‘I love my country:’ Veterans spotlighted during Alabaster ceremony
By NEAL WAGNER / Managing Editor
ALABASTER – Vietnam War veteran and Alabaster resident Ron Jefferson has a simple message for his fellow veterans: Don’t be afraid to share your stories.
“We owe the young people something, because they want to know who you are,” Jefferson said during the city of Alabaster’s Veterans Day program on Nov. 10 at the Veterans Park memorial. “It’s not about us anymore. We have an obligation to the young people, because they want to know what we went through.”
Jefferson was the featured speaker during the city’s second-annual Veterans Day ceremony at the park, which drew about 40 people to the park’s veterans memorial.
Jefferson is the founder of the Last Man Standing Foundation, and is the last known living Vietnam veteran to have served five consecutive tours in the war.
At age 17 Jefferson entered the U.S. Navy in 1962 as a cook and was honorably discharged in 1974 as a Green Beret in the U.S. Army, rank Master Sergeant.
He earned many medals during his years of service including the Purple Heart and Cross of Gallantry.
In addition to his advice to veterans, Jefferson also shared some words of wisdom to the younger generation.
“Young people have a misinterpretation of heroes. I’m not a hero. I’m a warrior, but I’m not a hero,” Jefferson said. “I did what I did because I wanted to. We all took that oath, and nobody made us do it.
“But you do have an obligation to the people who put their lives on the line for you,” Jefferson added. “I served for you, because when I get old, you’re going to take care of me. I love my veterans, I love my young people and I love my country.”
The ceremony featured an invocation by First United Methodist Church of Alabaster Executive Pastor Arthur Harrison, the singing of the national anthem by Jennifer Matthews from Cultivate Church and a flag retirement ceremony and the Pledge of Allegiance by Boy Scout Troop 548.
“We are able to determine our quality of life at a local government level because of the sacrifices our veterans made,” said Alabaster Mayor Marty Handlon. “It seems we have so much to be thankful for, but it doesn’t really resonate with us until something like 9/11 happens.
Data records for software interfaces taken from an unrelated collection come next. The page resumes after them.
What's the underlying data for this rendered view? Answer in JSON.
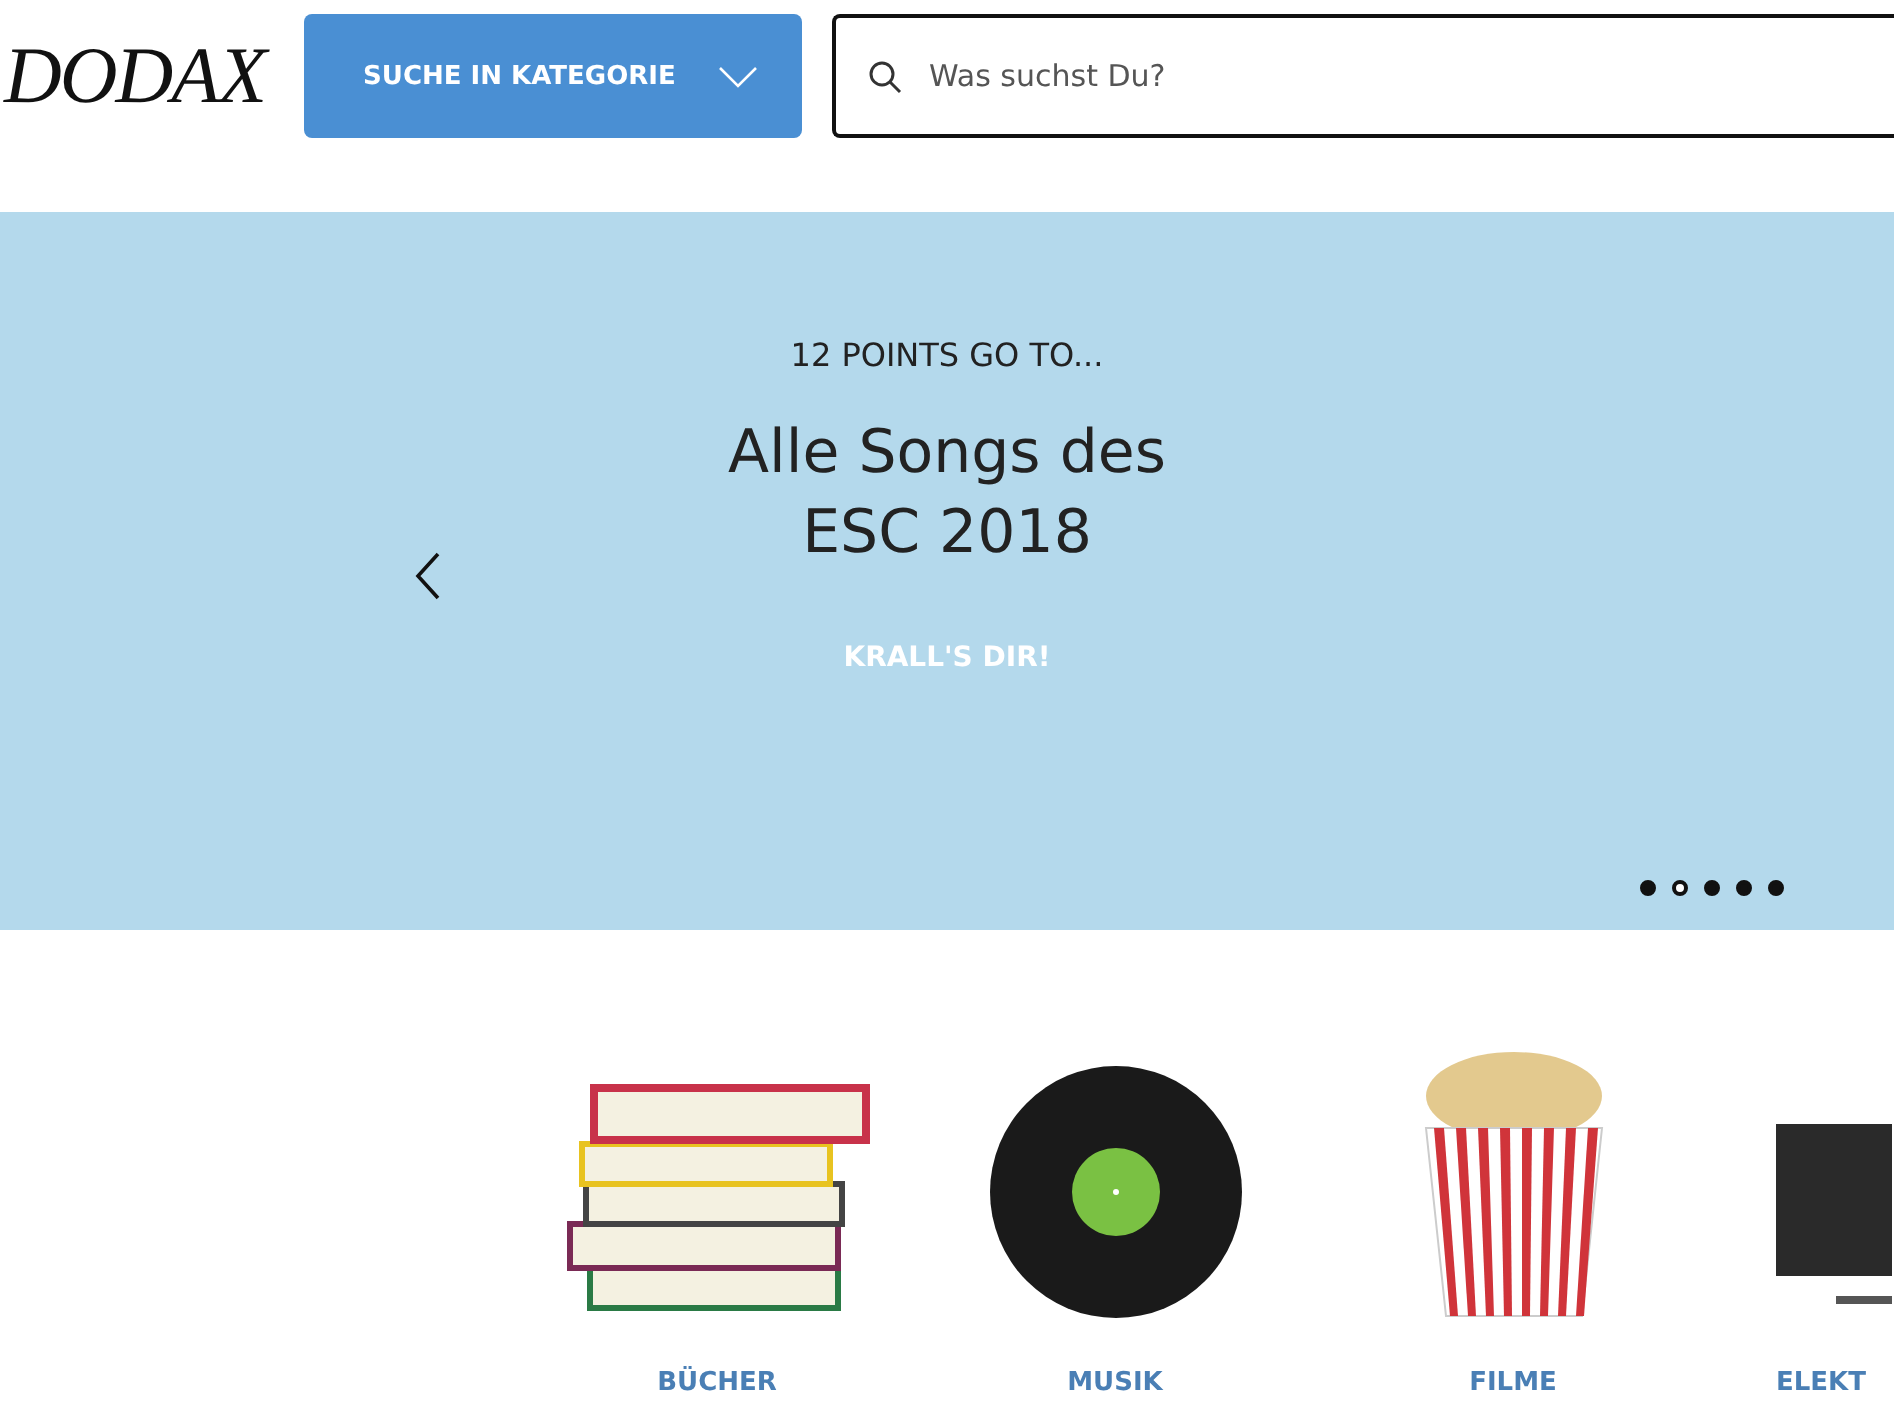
{
  "header": {
    "logo": "DODAX",
    "category_button": {
      "label": "SUCHE IN KATEGORIE"
    },
    "search": {
      "placeholder": "Was suchst Du?"
    }
  },
  "banner": {
    "kicker": "12 POINTS GO TO...",
    "title_lines": [
      "Alle Songs des",
      "ESC 2018"
    ],
    "cta": "KRALL'S DIR!",
    "dots": [
      {
        "selected": false
      },
      {
        "selected": true
      },
      {
        "selected": false
      },
      {
        "selected": false
      },
      {
        "selected": false
      }
    ]
  },
  "categories": [
    {
      "kind": "books",
      "label": "BÜCHER"
    },
    {
      "kind": "record",
      "label": "MUSIK"
    },
    {
      "kind": "popcorn",
      "label": "FILME"
    },
    {
      "kind": "tv",
      "label": "ELEKT"
    }
  ]
}
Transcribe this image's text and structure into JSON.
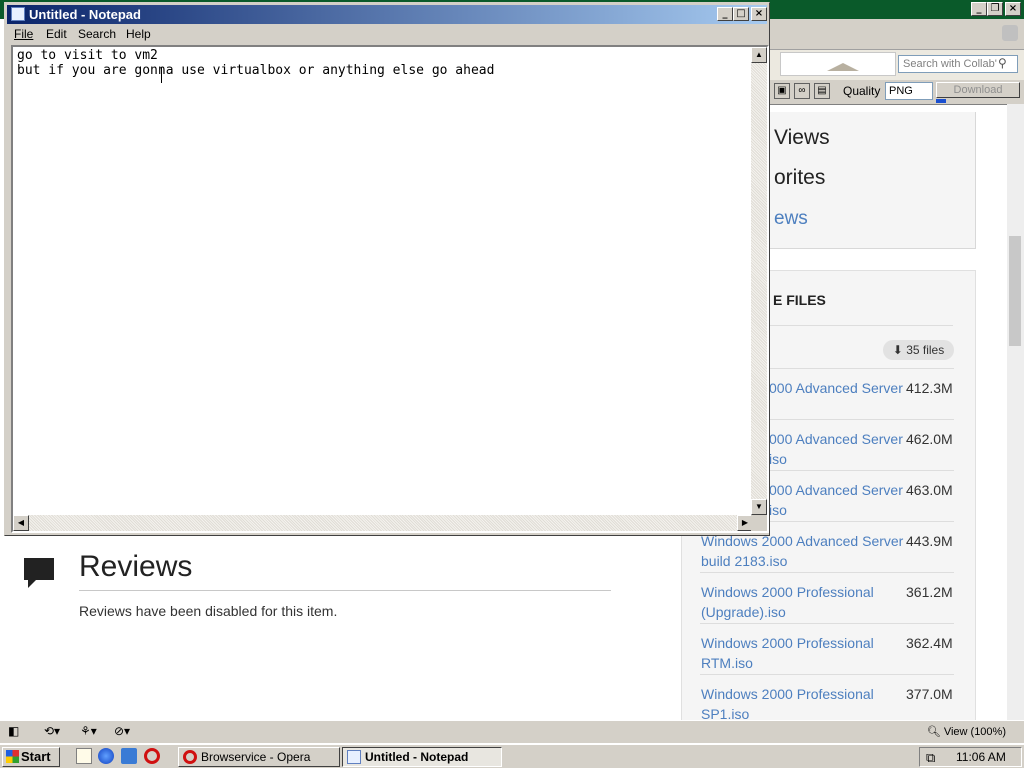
{
  "notepad": {
    "title": "Untitled - Notepad",
    "menu": [
      "File",
      "Edit",
      "Search",
      "Help"
    ],
    "lines": [
      "go to visit to vm2",
      "but if you are gonna use virtualbox or anything else go ahead"
    ]
  },
  "browser": {
    "search_placeholder": "Search with Collab'",
    "quality_label": "Quality",
    "quality_value": "PNG",
    "download_label": "Download",
    "sidebar_partial": [
      "Views",
      "orites",
      "ews"
    ],
    "files_heading_partial": "E FILES",
    "files_count": "35 files",
    "files": [
      {
        "name": "000 Advanced Server",
        "size": "412.3M"
      },
      {
        "name": "000 Advanced Server iso",
        "size": "462.0M"
      },
      {
        "name": "000 Advanced Server iso",
        "size": "463.0M"
      },
      {
        "name": "Windows 2000 Advanced Server build 2183.iso",
        "size": "443.9M"
      },
      {
        "name": "Windows 2000 Professional (Upgrade).iso",
        "size": "361.2M"
      },
      {
        "name": "Windows 2000 Professional RTM.iso",
        "size": "362.4M"
      },
      {
        "name": "Windows 2000 Professional SP1.iso",
        "size": "377.0M"
      }
    ],
    "reviews_title": "Reviews",
    "reviews_text": "Reviews have been disabled for this item.",
    "zoom": "View (100%)"
  },
  "taskbar": {
    "start_label": "Start",
    "tasks": [
      {
        "label": "Browservice - Opera"
      },
      {
        "label": "Untitled - Notepad"
      }
    ],
    "clock": "11:06 AM"
  },
  "colors": {
    "link": "#4d7fbf",
    "title_active": "#0a246a",
    "browser_title": "#0a5a2a"
  }
}
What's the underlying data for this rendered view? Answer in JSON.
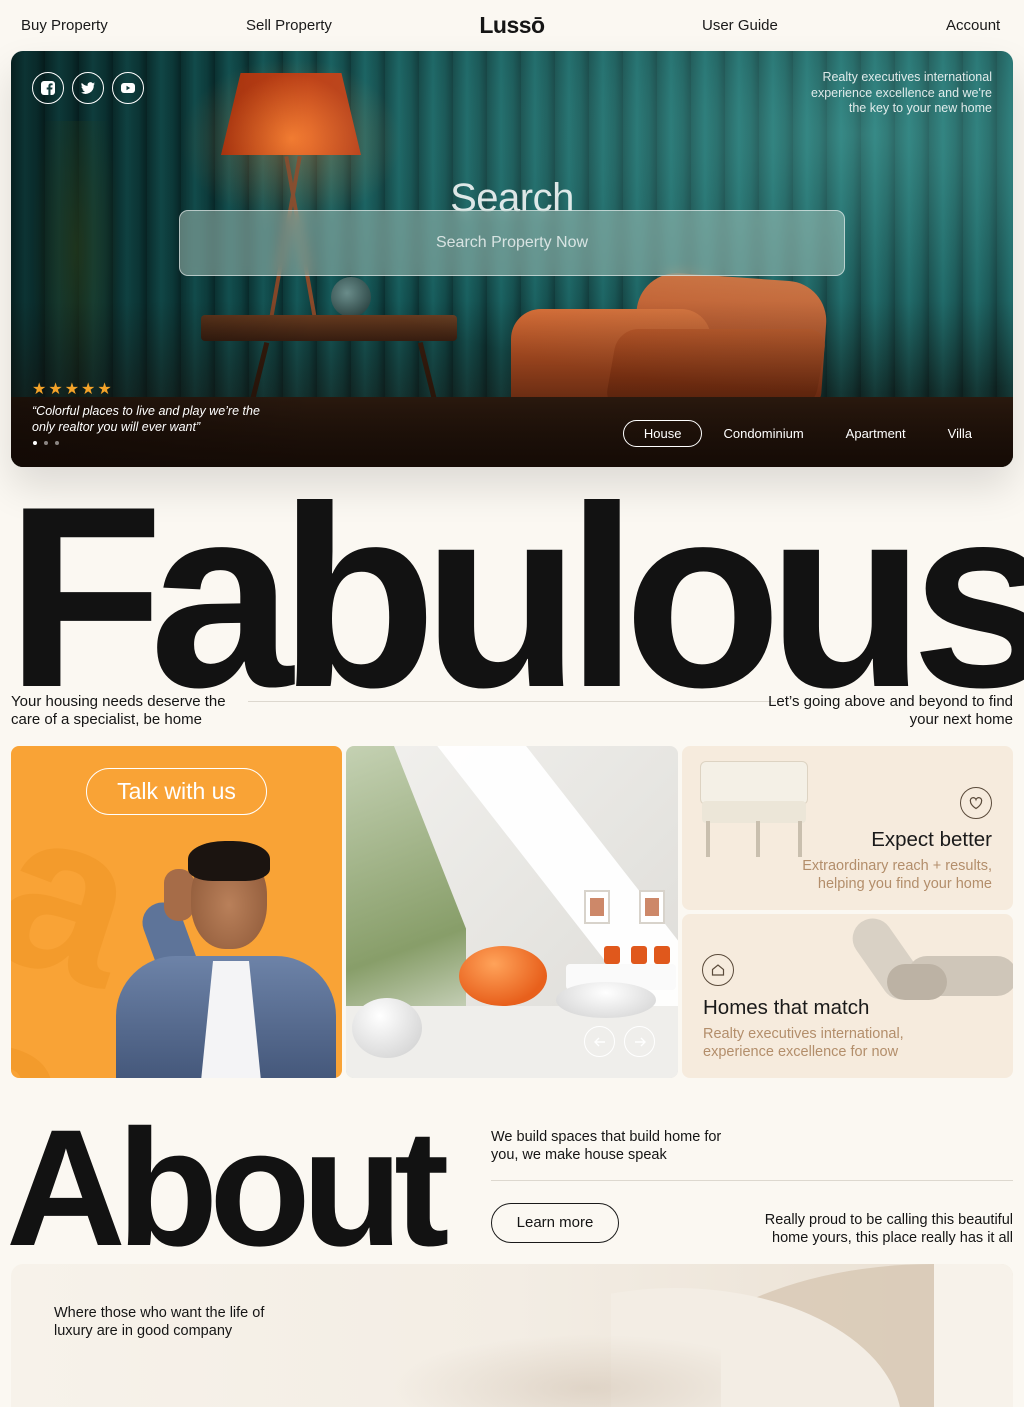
{
  "nav": {
    "buy": "Buy Property",
    "sell": "Sell Property",
    "logo": "Lussō",
    "guide": "User Guide",
    "account": "Account"
  },
  "hero": {
    "tagline": "Realty executives international experience excellence and we're the key to your new home",
    "search_title": "Search",
    "search_placeholder": "Search Property Now",
    "rating_stars": 5,
    "quote": "“Colorful places to live and play we’re the only realtor you will ever want”",
    "slide_count": 3,
    "active_slide": 1,
    "property_types": [
      "House",
      "Condominium",
      "Apartment",
      "Villa"
    ],
    "active_type": "House",
    "socials": [
      "facebook-icon",
      "twitter-icon",
      "youtube-icon"
    ]
  },
  "fabulous": {
    "headline": "Fabulous",
    "left_text": "Your housing needs deserve the care of a specialist, be home",
    "right_text": "Let’s going above and beyond to find your next home"
  },
  "cards": {
    "talk_button": "Talk with us",
    "expect_title": "Expect better",
    "expect_text": "Extraordinary reach + results, helping you find your home",
    "match_title": "Homes that match",
    "match_text": "Realty executives international, experience excellence for now"
  },
  "about": {
    "headline": "About",
    "tagline": "We build spaces that build home for you, we make house speak",
    "button": "Learn more",
    "right_text": "Really proud to be calling this beautiful home yours, this place really has it all",
    "bottom_text": "Where those who want the life of luxury are in good company"
  },
  "colors": {
    "background": "#fbf8f2",
    "accent_orange": "#f9a336",
    "card_beige": "#f6ebdd",
    "star": "#f4a329"
  }
}
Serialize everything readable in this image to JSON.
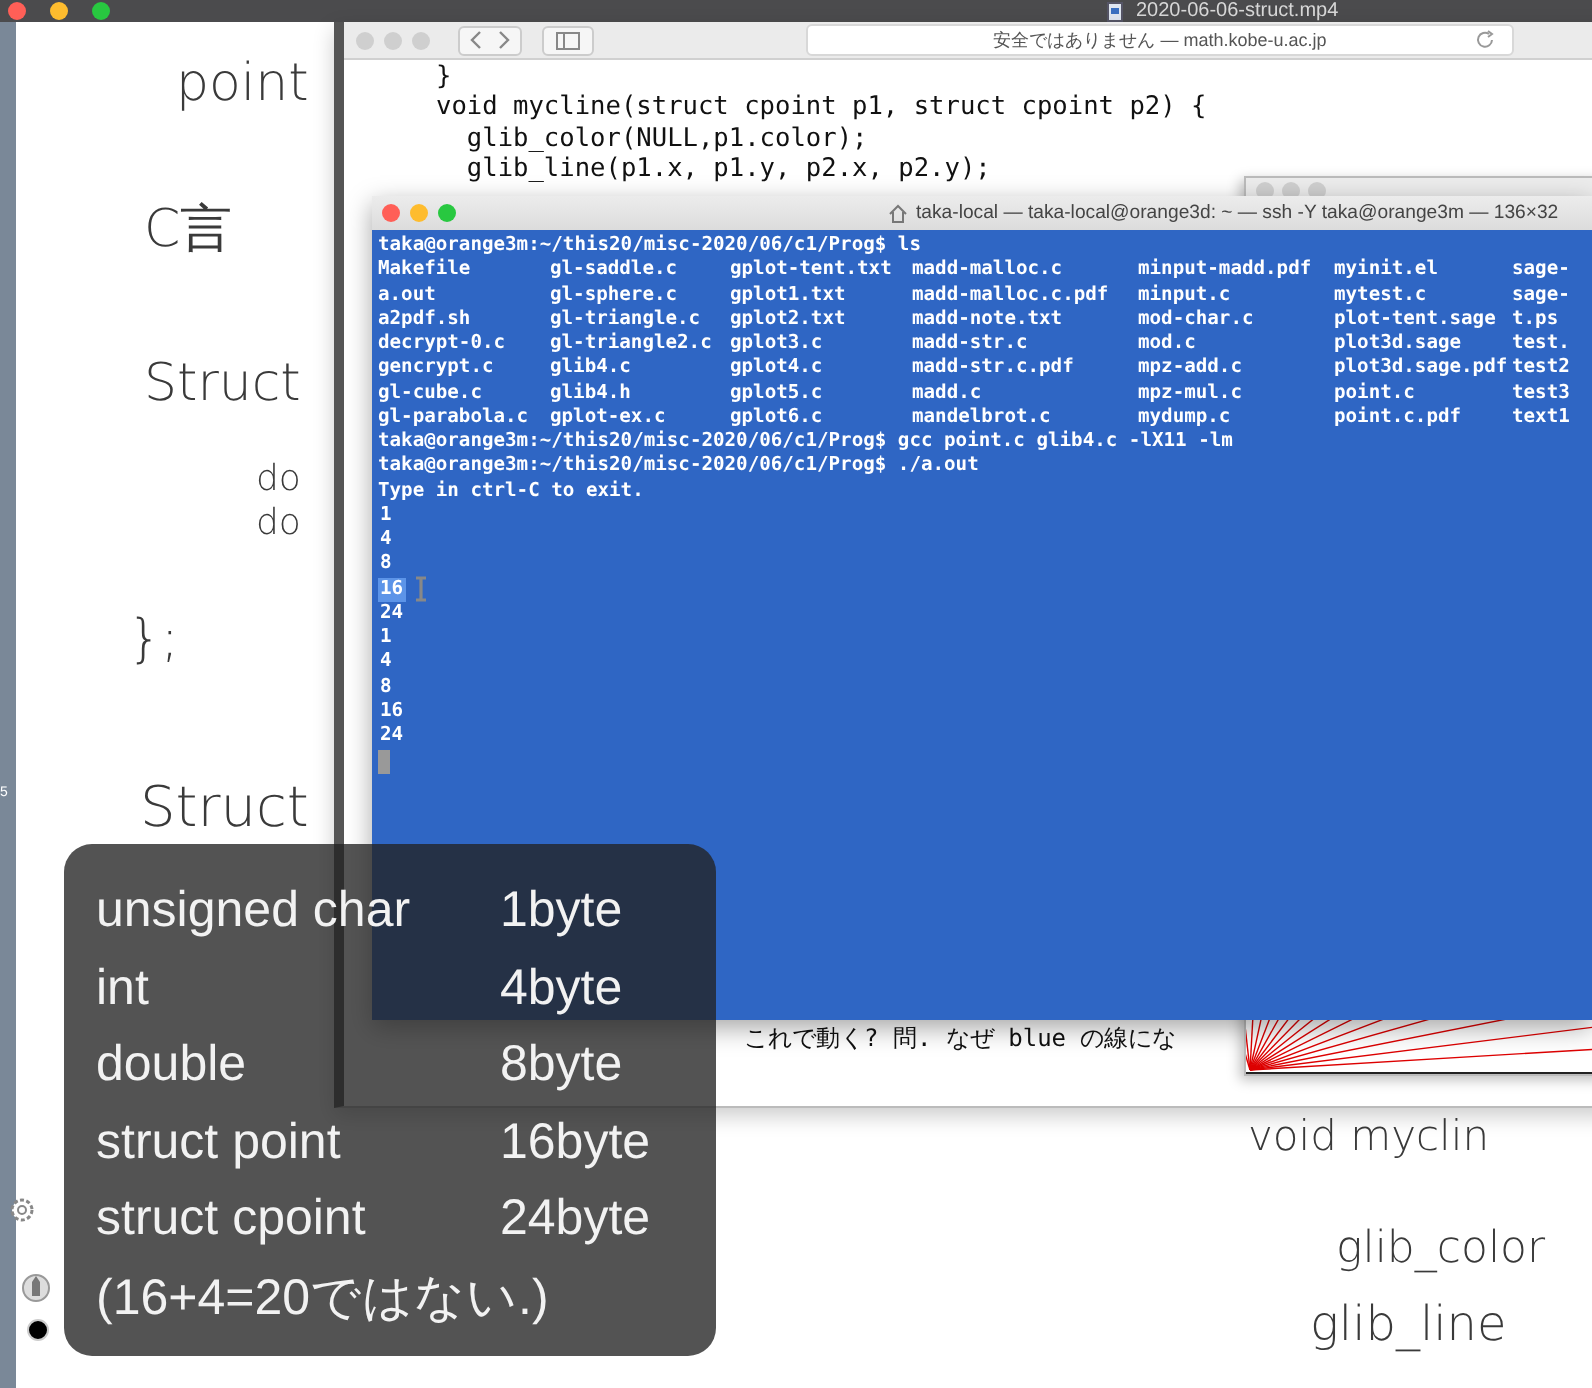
{
  "player_bar": {
    "title": "2020-06-06-struct.mp4"
  },
  "side_strip": {
    "label": "5"
  },
  "whiteboard": {
    "notes_left": [
      "point",
      "C言",
      "Struct",
      "do",
      "do",
      "};",
      "Struct"
    ],
    "notes_right": [
      "void myclin",
      "glib_color",
      "glib_line"
    ]
  },
  "browser": {
    "address": "安全ではありません — math.kobe-u.ac.jp",
    "code_top": [
      "}",
      "void mycline(struct cpoint p1, struct cpoint p2) {",
      "  glib_color(NULL,p1.color);",
      "  glib_line(p1.x, p1.y, p2.x, p2.y);"
    ],
    "code_bottom": [
      "これで動く? 問. なぜ blue の線にな"
    ]
  },
  "terminal": {
    "title": "taka-local — taka-local@orange3d: ~ — ssh -Y taka@orange3m — 136×32",
    "lines_before": [
      "taka@orange3m:~/this20/misc-2020/06/c1/Prog$ ls"
    ],
    "ls_rows": [
      [
        "Makefile",
        "gl-saddle.c",
        "gplot-tent.txt",
        "madd-malloc.c",
        "minput-madd.pdf",
        "myinit.el",
        "sage-"
      ],
      [
        "a.out",
        "gl-sphere.c",
        "gplot1.txt",
        "madd-malloc.c.pdf",
        "minput.c",
        "mytest.c",
        "sage-"
      ],
      [
        "a2pdf.sh",
        "gl-triangle.c",
        "gplot2.txt",
        "madd-note.txt",
        "mod-char.c",
        "plot-tent.sage",
        "t.ps"
      ],
      [
        "decrypt-0.c",
        "gl-triangle2.c",
        "gplot3.c",
        "madd-str.c",
        "mod.c",
        "plot3d.sage",
        "test."
      ],
      [
        "gencrypt.c",
        "glib4.c",
        "gplot4.c",
        "madd-str.c.pdf",
        "mpz-add.c",
        "plot3d.sage.pdf",
        "test2"
      ],
      [
        "gl-cube.c",
        "glib4.h",
        "gplot5.c",
        "madd.c",
        "mpz-mul.c",
        "point.c",
        "test3"
      ],
      [
        "gl-parabola.c",
        "gplot-ex.c",
        "gplot6.c",
        "mandelbrot.c",
        "mydump.c",
        "point.c.pdf",
        "text1"
      ]
    ],
    "lines_after": [
      "taka@orange3m:~/this20/misc-2020/06/c1/Prog$ gcc point.c glib4.c -lX11 -lm",
      "taka@orange3m:~/this20/misc-2020/06/c1/Prog$ ./a.out",
      "Type in ctrl-C to exit."
    ],
    "output": [
      {
        "text": "1",
        "selected": false
      },
      {
        "text": "4",
        "selected": false
      },
      {
        "text": "8",
        "selected": false
      },
      {
        "text": "16",
        "selected": true
      },
      {
        "text": "24",
        "selected": false
      },
      {
        "text": "1",
        "selected": false
      },
      {
        "text": "4",
        "selected": false
      },
      {
        "text": "8",
        "selected": false
      },
      {
        "text": "16",
        "selected": false
      },
      {
        "text": "24",
        "selected": false
      }
    ]
  },
  "caption": {
    "rows": [
      {
        "label": "unsigned char",
        "value": "1byte"
      },
      {
        "label": "int",
        "value": "4byte"
      },
      {
        "label": "double",
        "value": "8byte"
      },
      {
        "label": "struct point",
        "value": "16byte"
      },
      {
        "label": "struct cpoint",
        "value": "24byte"
      }
    ],
    "note": "(16+4=20ではない.)"
  }
}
“That really brought home to us how blessed we are, and it’s given us a greater appreciation to those who defend those freedoms.”